[DESCRIPTION OF THE TASK]
Note every line in the entries that contains the string "login", and copy it.

- - - - -

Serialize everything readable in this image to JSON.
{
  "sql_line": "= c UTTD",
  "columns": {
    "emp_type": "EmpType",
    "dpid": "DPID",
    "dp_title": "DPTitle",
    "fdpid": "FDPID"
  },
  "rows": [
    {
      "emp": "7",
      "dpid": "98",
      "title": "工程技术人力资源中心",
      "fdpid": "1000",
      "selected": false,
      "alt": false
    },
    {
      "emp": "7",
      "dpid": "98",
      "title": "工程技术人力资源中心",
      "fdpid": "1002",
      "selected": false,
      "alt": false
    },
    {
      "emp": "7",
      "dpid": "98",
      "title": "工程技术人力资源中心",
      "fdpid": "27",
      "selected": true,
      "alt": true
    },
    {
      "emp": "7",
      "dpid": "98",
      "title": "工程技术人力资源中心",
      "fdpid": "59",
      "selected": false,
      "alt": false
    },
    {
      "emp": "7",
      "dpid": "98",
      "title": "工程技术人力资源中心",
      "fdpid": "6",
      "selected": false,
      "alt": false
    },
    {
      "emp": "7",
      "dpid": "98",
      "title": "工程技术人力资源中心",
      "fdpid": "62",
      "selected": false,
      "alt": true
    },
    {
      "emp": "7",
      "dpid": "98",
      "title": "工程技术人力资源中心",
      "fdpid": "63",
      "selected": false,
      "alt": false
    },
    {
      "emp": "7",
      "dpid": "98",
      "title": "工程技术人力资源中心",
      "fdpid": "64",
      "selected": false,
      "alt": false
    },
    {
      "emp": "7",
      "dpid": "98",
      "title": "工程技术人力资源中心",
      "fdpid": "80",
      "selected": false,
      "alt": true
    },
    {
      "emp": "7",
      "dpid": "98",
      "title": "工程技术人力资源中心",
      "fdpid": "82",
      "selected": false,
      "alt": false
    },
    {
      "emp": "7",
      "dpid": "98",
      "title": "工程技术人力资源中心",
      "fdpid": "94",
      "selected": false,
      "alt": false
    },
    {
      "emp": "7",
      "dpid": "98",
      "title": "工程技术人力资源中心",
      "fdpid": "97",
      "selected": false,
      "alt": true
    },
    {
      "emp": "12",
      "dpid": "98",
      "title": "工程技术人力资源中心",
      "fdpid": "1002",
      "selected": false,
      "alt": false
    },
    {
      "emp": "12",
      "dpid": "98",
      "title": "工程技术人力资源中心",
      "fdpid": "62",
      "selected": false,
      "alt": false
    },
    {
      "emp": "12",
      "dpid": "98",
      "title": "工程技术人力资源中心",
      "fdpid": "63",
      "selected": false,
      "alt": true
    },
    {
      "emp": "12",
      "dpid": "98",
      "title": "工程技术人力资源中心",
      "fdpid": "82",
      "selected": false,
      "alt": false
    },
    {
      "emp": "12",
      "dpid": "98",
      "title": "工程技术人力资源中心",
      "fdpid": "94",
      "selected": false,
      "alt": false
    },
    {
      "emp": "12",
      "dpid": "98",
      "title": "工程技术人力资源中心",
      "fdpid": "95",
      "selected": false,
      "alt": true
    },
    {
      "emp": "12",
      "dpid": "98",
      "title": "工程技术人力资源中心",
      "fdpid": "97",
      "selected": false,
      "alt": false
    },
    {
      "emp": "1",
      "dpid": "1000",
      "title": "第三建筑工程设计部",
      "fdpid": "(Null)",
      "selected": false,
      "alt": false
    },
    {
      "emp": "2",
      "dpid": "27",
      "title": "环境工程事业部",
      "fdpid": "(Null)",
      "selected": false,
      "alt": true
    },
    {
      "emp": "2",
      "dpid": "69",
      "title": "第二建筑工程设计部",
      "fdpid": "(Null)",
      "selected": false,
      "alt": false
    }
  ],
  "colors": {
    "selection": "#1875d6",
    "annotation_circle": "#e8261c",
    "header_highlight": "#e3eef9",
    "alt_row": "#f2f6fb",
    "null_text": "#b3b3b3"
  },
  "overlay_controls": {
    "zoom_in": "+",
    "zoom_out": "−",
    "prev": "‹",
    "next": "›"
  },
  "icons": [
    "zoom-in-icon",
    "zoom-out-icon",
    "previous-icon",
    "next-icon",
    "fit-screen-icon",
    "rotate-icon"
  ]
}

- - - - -

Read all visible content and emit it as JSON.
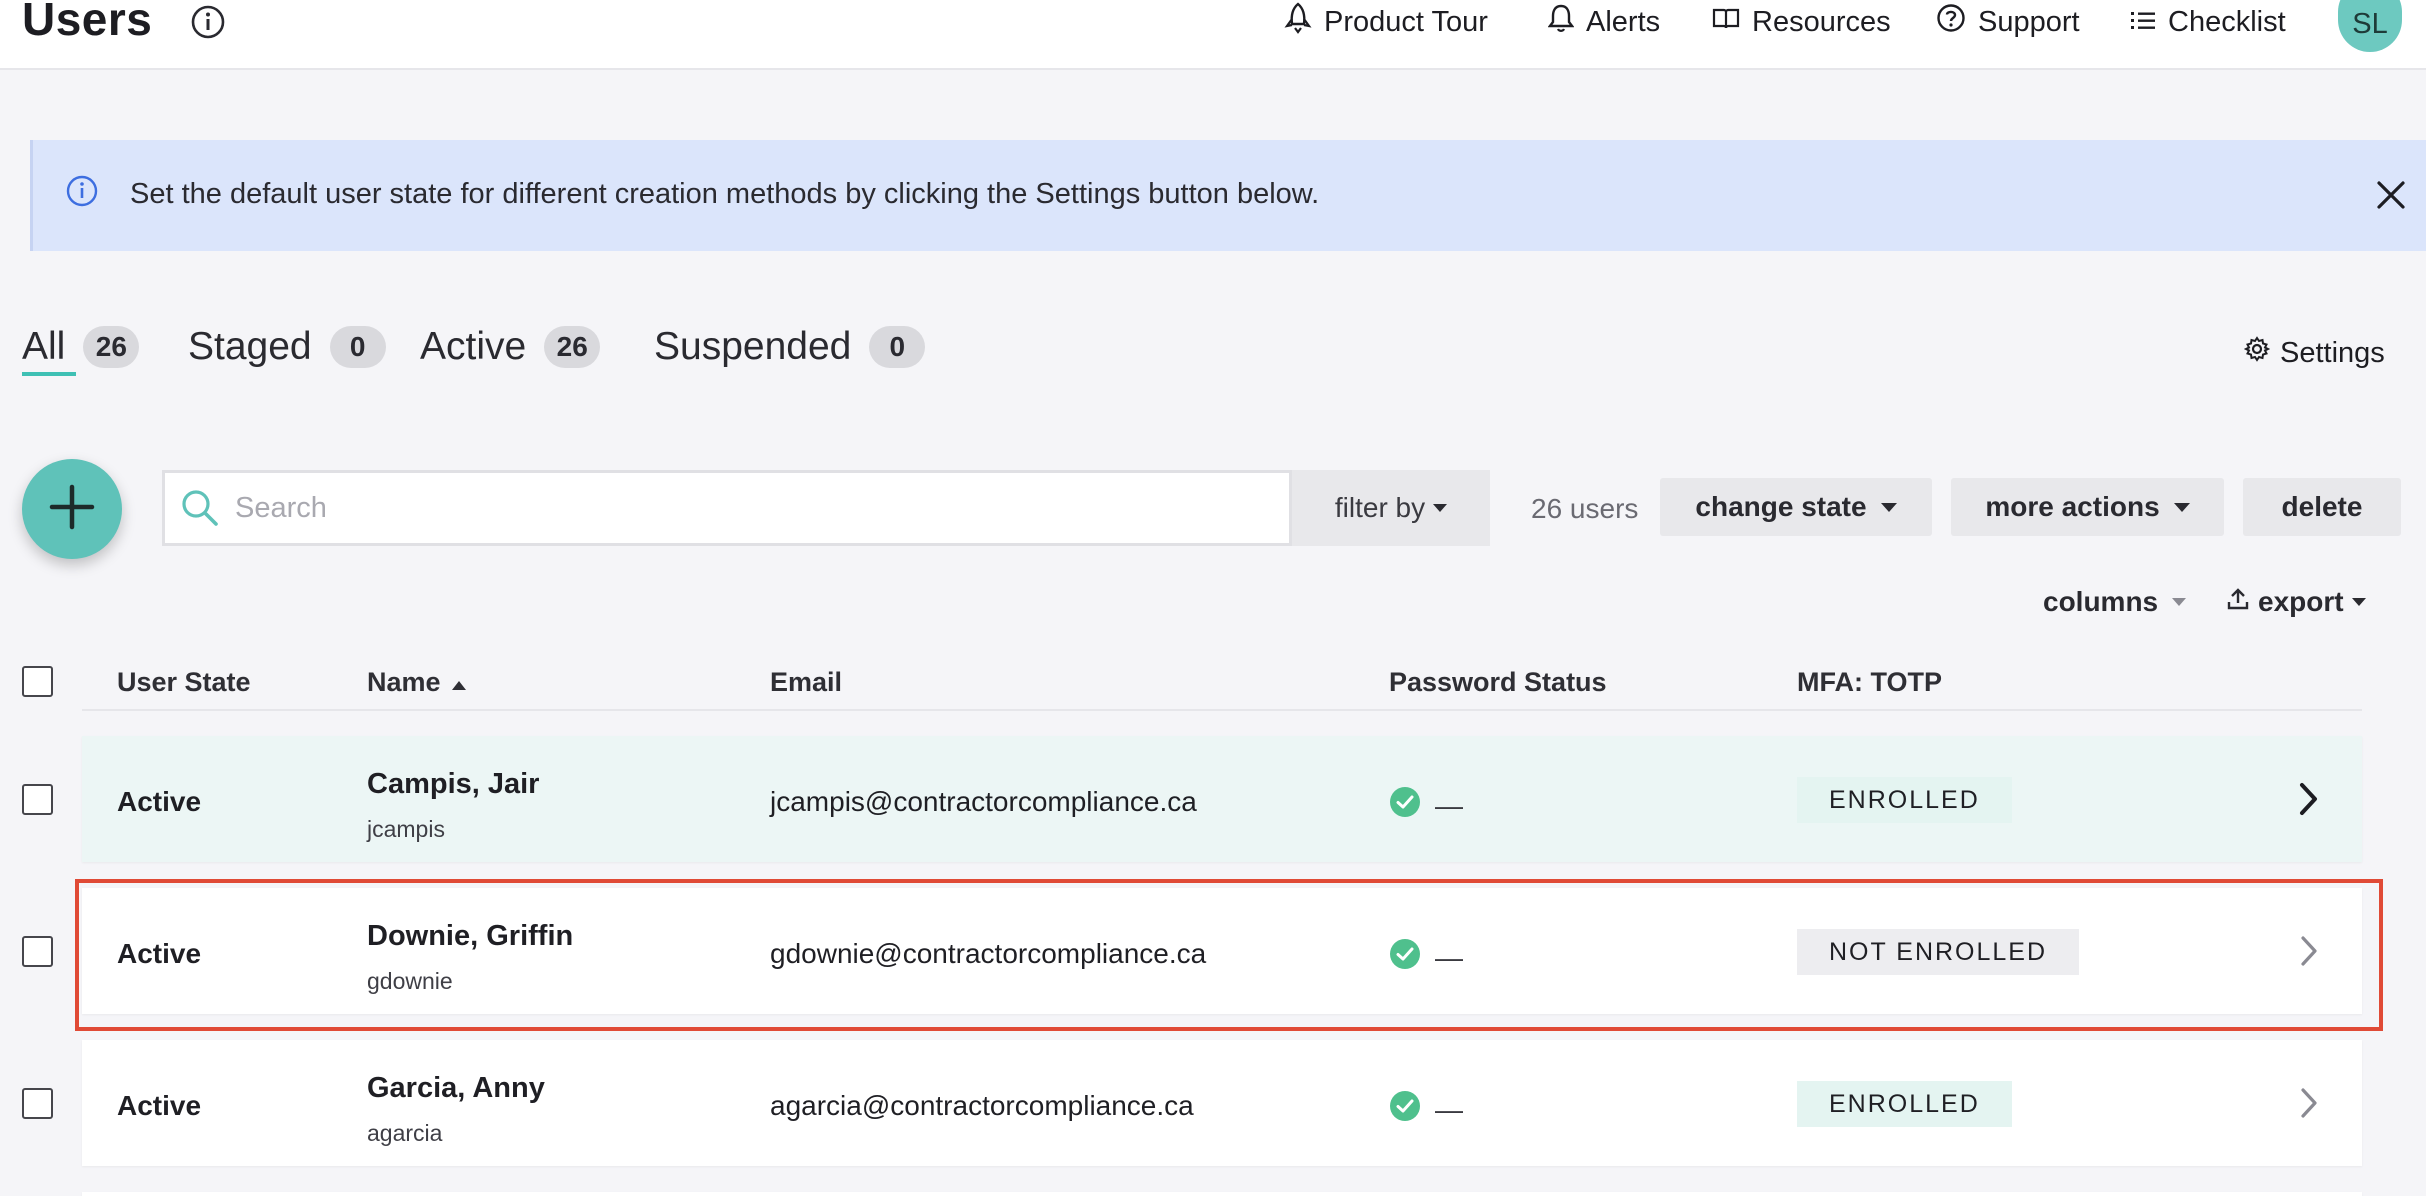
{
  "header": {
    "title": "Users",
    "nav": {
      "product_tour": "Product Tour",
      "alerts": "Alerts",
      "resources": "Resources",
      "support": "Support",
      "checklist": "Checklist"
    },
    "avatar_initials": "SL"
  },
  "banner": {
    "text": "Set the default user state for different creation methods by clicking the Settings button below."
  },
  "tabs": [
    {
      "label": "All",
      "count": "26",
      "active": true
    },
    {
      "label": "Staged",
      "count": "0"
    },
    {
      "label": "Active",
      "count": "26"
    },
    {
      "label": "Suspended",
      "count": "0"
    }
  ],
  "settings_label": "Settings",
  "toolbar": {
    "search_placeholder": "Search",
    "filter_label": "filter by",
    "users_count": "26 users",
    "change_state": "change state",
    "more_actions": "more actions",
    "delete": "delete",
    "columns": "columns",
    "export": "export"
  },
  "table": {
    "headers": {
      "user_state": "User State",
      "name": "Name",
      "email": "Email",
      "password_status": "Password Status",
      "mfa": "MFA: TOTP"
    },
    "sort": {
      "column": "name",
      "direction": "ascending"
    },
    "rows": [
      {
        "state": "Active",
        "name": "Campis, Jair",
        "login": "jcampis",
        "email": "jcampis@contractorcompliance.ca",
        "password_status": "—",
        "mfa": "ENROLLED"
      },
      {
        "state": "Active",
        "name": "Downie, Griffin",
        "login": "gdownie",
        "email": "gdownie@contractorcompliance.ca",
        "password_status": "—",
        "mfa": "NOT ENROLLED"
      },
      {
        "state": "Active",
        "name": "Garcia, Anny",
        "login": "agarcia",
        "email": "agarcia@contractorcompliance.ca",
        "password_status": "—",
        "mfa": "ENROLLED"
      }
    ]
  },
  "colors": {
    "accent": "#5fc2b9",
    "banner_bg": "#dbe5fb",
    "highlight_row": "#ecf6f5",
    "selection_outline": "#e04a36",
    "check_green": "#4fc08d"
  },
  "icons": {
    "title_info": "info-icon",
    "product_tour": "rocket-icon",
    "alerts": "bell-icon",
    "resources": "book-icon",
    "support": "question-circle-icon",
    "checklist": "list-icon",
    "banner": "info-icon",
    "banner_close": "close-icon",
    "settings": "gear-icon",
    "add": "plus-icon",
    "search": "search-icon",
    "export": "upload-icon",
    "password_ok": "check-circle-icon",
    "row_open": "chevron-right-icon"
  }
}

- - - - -

[SOLUTION TO THIS TASK]
        "login": "jcampis",
        "login": "gdownie",
        "login": "agarcia",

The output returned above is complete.